can lead to policy refinements, program improvements, community advocacy, and the strategic redirection of investments in human and financial resources.
Insights obtained during the committee’s three regional symposia suggest that there is a substantial gap between the opportunity for state and local agencies and organizations to implement obesity prevention activities and programs and their capacity to evaluate them (Figure 2-1). It was not surprising to find that at the community level, where the great majority of obesity prevention strategies are expected to be carried out, the capacity for conducting comprehensive program evaluations is limited. Research conducted in academic settings is the principal source of in-depth scientific evidence for specific intervention strategies. Existing public sector surveillance systems and special surveys serve as critical components for the ongoing monitoring and tracking of a wide range of childhood obesity-related indicators. Although more comprehensive evaluations are needed and surveillance systems need to be expanded or enhanced, especially for the monitoring of policy, system, and environmental changes, the gap between the opportunity for evaluations and the capacity to conduct evaluations at the local level appears to be a significant impediment to the identification and widespread adoption of effective childhood obesity prevention programs.

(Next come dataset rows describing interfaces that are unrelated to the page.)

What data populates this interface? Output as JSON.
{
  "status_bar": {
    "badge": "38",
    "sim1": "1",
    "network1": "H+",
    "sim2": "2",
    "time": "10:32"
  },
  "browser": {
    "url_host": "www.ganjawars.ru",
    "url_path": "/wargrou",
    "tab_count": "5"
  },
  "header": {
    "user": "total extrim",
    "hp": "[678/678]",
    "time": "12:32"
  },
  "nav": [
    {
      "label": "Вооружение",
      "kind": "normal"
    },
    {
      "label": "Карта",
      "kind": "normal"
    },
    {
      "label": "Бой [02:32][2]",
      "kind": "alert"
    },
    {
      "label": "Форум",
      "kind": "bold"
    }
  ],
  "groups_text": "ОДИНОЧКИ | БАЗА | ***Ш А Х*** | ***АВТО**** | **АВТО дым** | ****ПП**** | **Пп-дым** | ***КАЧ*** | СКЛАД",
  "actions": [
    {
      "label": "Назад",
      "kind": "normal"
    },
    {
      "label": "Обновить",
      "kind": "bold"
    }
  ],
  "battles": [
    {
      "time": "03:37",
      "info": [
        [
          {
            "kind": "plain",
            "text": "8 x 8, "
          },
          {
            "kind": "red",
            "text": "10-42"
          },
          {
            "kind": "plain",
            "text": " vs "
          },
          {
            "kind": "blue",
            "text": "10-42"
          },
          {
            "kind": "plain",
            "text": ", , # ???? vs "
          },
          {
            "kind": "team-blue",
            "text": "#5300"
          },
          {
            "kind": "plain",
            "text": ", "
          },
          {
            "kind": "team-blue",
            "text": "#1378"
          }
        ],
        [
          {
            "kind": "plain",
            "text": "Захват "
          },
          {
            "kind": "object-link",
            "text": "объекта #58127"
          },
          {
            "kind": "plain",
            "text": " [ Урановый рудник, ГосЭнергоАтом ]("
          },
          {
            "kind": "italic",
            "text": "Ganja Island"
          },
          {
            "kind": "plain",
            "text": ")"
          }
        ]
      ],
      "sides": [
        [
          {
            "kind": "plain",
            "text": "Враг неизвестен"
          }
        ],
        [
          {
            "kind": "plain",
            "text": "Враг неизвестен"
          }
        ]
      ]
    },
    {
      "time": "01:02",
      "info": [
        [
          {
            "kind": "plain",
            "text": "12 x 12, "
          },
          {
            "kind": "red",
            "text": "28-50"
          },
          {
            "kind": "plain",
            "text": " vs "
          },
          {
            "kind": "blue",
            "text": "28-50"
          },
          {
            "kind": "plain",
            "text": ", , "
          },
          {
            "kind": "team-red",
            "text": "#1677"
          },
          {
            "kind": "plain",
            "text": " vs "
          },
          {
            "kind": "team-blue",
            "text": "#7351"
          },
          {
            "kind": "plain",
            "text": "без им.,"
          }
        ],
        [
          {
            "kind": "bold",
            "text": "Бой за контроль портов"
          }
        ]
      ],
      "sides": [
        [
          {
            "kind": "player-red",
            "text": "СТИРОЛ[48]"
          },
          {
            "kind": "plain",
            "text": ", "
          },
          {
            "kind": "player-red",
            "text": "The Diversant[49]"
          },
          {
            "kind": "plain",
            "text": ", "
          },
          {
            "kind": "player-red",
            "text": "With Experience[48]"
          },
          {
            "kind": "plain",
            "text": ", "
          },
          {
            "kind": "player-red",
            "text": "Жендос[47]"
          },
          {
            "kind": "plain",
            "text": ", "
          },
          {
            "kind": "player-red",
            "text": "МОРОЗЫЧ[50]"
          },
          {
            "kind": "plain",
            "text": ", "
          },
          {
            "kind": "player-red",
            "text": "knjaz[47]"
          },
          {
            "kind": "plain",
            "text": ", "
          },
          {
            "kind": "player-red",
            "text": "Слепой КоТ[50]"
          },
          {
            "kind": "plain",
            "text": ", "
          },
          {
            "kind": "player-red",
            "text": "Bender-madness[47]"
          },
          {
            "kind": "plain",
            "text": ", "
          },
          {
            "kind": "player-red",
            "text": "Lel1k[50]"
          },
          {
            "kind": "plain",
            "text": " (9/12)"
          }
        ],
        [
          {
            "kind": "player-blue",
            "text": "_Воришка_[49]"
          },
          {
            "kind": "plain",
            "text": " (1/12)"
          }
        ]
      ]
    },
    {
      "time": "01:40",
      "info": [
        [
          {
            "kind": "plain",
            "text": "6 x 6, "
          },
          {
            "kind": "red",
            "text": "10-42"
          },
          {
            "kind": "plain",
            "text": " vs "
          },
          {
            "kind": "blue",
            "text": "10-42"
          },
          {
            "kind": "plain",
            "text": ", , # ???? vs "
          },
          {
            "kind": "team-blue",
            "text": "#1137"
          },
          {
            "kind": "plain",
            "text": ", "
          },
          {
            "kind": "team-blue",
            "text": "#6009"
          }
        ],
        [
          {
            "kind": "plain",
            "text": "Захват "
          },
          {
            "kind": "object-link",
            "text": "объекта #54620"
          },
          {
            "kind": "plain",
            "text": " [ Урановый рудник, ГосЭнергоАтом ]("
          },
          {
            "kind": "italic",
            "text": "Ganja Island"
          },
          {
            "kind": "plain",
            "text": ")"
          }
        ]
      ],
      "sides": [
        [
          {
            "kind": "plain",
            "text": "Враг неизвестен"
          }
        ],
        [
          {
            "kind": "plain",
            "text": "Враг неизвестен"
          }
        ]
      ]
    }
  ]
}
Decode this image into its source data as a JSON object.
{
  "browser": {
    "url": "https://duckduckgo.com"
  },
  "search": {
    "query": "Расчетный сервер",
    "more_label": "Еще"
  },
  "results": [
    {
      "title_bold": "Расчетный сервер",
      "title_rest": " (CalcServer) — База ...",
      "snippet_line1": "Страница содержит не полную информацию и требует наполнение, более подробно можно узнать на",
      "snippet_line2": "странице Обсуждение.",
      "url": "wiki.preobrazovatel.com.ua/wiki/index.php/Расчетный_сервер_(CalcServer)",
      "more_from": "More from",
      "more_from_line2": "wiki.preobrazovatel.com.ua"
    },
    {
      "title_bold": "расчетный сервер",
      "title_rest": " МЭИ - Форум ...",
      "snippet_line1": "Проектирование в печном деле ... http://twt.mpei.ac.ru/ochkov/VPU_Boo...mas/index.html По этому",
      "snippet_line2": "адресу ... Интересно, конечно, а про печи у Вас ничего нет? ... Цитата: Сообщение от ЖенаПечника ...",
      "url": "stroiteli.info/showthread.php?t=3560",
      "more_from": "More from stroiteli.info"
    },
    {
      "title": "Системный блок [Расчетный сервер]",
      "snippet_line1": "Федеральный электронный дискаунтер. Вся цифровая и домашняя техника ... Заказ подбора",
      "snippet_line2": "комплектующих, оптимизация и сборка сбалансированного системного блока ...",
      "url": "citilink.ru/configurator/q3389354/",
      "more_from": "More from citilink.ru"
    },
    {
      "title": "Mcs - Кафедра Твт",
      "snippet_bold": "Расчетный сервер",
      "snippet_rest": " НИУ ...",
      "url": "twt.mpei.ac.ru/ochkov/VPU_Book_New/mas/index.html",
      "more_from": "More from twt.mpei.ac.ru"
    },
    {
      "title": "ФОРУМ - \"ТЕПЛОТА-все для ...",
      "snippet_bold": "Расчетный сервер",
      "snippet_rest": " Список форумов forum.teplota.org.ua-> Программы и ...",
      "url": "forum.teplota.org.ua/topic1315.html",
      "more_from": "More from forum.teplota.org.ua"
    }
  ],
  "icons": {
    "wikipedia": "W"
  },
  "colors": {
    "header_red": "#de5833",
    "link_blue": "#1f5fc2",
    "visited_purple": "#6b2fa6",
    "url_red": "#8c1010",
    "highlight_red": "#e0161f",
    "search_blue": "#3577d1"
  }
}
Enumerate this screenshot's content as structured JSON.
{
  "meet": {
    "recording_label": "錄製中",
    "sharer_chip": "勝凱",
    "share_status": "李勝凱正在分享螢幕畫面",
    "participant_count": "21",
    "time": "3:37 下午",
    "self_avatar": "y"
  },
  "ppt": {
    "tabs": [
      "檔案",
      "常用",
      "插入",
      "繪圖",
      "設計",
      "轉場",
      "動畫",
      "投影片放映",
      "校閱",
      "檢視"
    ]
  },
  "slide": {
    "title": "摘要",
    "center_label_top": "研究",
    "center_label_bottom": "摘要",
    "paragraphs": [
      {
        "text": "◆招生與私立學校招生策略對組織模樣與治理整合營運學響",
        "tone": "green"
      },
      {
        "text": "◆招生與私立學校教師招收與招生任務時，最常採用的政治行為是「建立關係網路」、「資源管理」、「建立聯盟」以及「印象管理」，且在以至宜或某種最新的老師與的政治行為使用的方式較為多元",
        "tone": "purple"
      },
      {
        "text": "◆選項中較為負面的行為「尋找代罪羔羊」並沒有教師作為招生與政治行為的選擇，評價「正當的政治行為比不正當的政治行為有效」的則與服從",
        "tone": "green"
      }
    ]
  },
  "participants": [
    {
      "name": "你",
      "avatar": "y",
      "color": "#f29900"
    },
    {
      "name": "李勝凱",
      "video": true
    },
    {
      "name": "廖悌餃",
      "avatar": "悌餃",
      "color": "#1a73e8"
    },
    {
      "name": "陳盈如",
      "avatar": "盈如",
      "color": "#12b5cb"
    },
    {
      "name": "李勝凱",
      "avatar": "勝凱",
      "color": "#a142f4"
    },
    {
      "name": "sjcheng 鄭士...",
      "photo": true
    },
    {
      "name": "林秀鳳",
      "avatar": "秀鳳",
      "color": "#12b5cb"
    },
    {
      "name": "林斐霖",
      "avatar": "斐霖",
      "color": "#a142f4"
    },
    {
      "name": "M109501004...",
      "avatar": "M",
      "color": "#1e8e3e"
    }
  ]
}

Three strategies might be helpful in addressing the opportunity-capacity evaluation gap. First, and most important, local program managers should be encouraged to conduct for every activity and program an evaluation that is of a reasonable scale and that is commensurate with the existing local resources. The evaluation should be sufficient to determine whether the program was implemented as intended and to what extent the expected changes actually occurred. For most programs for which strategies and desired outcomes are adequately described, careful assessment of how well those strategies are carried out (also called fidelity) and modest assessments of outcomes after the program is implemented compared with the situation at the baseline are sufficient. In these contexts, obtaining baseline measures at the outset of programs is critical. As noted above, every program deserves an evaluation but not every intervention program needs to or has the capacity to undertake a full-scale and comprehensive evaluation. Second, government and academic centers can increase the amount of guidance and technical assistance concerning intervention evaluations that they provide to local agencies (Chapter 4). Third, government and academic agencies and centers conducting comprehensive evaluations can more quickly identify activities and programs that deserve more